● What you have to do
In your answer, repeat each line of the data exactly.

● Dataset extract

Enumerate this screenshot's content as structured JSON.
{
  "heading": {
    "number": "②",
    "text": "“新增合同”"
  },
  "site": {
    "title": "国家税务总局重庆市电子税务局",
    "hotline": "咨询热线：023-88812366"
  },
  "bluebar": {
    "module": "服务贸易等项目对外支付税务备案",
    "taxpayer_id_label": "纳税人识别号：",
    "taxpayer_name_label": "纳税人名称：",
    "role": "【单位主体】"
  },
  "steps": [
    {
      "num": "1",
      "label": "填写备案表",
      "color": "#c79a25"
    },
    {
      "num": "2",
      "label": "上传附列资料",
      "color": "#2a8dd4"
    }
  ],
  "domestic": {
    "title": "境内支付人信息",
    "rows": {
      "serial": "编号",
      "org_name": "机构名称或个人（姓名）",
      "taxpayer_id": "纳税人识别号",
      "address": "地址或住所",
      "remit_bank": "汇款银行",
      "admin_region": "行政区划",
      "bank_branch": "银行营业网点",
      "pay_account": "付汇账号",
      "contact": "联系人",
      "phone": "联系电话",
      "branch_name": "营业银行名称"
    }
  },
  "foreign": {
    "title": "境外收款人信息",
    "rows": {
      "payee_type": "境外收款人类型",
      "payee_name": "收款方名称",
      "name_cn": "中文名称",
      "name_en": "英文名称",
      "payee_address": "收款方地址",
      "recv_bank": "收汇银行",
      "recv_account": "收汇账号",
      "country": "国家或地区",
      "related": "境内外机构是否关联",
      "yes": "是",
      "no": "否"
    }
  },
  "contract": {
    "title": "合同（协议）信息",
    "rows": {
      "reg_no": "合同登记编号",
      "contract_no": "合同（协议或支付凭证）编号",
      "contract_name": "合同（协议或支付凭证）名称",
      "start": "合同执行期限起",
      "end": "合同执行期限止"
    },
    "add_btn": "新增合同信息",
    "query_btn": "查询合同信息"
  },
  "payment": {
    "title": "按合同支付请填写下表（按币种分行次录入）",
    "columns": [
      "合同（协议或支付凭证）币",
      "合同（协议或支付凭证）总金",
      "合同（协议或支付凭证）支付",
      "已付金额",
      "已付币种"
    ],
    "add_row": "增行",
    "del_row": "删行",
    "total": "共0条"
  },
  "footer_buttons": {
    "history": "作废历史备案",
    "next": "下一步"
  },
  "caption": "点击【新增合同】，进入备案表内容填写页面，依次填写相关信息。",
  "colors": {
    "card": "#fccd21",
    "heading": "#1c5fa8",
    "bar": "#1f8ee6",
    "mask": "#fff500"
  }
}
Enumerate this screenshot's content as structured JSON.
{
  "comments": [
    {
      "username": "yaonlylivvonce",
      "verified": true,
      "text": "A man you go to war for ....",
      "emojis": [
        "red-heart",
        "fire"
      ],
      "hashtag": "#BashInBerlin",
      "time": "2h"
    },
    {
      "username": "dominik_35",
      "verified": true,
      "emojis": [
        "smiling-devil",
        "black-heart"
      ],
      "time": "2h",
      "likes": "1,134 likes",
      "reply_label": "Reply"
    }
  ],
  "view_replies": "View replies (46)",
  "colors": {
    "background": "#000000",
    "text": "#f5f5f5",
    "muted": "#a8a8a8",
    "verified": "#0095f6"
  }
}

● Expected answer
Enumerate this screenshot's content as structured JSON.
{
  "heading": {
    "number": "②",
    "text": "“新增合同”"
  },
  "site": {
    "title": "国家税务总局重庆市电子税务局",
    "hotline": "咨询热线：023-88812366"
  },
  "bluebar": {
    "module": "服务贸易等项目对外支付税务备案",
    "taxpayer_id_label": "纳税人识别号：",
    "taxpayer_name_label": "纳税人名称：",
    "role": "【单位主体】"
  },
  "steps": [
    {
      "num": "1",
      "label": "填写备案表",
      "color": "#c79a25"
    },
    {
      "num": "2",
      "label": "上传附列资料",
      "color": "#2a8dd4"
    }
  ],
  "domestic": {
    "title": "境内支付人信息",
    "rows": {
      "serial": "编号",
      "org_name": "机构名称或个人（姓名）",
      "taxpayer_id": "纳税人识别号",
      "address": "地址或住所",
      "remit_bank": "汇款银行",
      "admin_region": "行政区划",
      "bank_branch": "银行营业网点",
      "pay_account": "付汇账号",
      "contact": "联系人",
      "phone": "联系电话",
      "branch_name": "营业银行名称"
    }
  },
  "foreign": {
    "title": "境外收款人信息",
    "rows": {
      "payee_type": "境外收款人类型",
      "payee_name": "收款方名称",
      "name_cn": "中文名称",
      "name_en": "英文名称",
      "payee_address": "收款方地址",
      "recv_bank": "收汇银行",
      "recv_account": "收汇账号",
      "country": "国家或地区",
      "related": "境内外机构是否关联",
      "yes": "是",
      "no": "否"
    }
  },
  "contract": {
    "title": "合同（协议）信息",
    "rows": {
      "reg_no": "合同登记编号",
      "contract_no": "合同（协议或支付凭证）编号",
      "contract_name": "合同（协议或支付凭证）名称",
      "start": "合同执行期限起",
      "end": "合同执行期限止"
    },
    "add_btn": "新增合同信息",
    "query_btn": "查询合同信息"
  },
  "payment": {
    "title": "按合同支付请填写下表（按币种分行次录入）",
    "columns": [
      "合同（协议或支付凭证）币",
      "合同（协议或支付凭证）总金",
      "合同（协议或支付凭证）支付",
      "已付金额",
      "已付币种"
    ],
    "add_row": "增行",
    "del_row": "删行",
    "total": "共0条"
  },
  "footer_buttons": {
    "history": "作废历史备案",
    "next": "下一步"
  },
  "caption": "点击【新增合同】，进入备案表内容填写页面，依次填写相关信息。",
  "colors": {
    "card": "#fccd21",
    "heading": "#1c5fa8",
    "bar": "#1f8ee6",
    "mask": "#fff500"
  }
}
Enumerate this screenshot's content as structured JSON.
{
  "comments": [
    {
      "username": "yaonlylivvonce",
      "verified": true,
      "text": "A man you go to war for ....",
      "emojis": [
        "red-heart",
        "fire"
      ],
      "hashtag": "#BashInBerlin",
      "time": "2h"
    },
    {
      "username": "dominik_35",
      "verified": true,
      "emojis": [
        "smiling-devil",
        "black-heart"
      ],
      "time": "2h",
      "likes": "1,134 likes",
      "reply_label": "Reply"
    }
  ],
  "view_replies": "View replies (46)",
  "colors": {
    "background": "#000000",
    "text": "#f5f5f5",
    "muted": "#a8a8a8",
    "verified": "#0095f6"
  }
}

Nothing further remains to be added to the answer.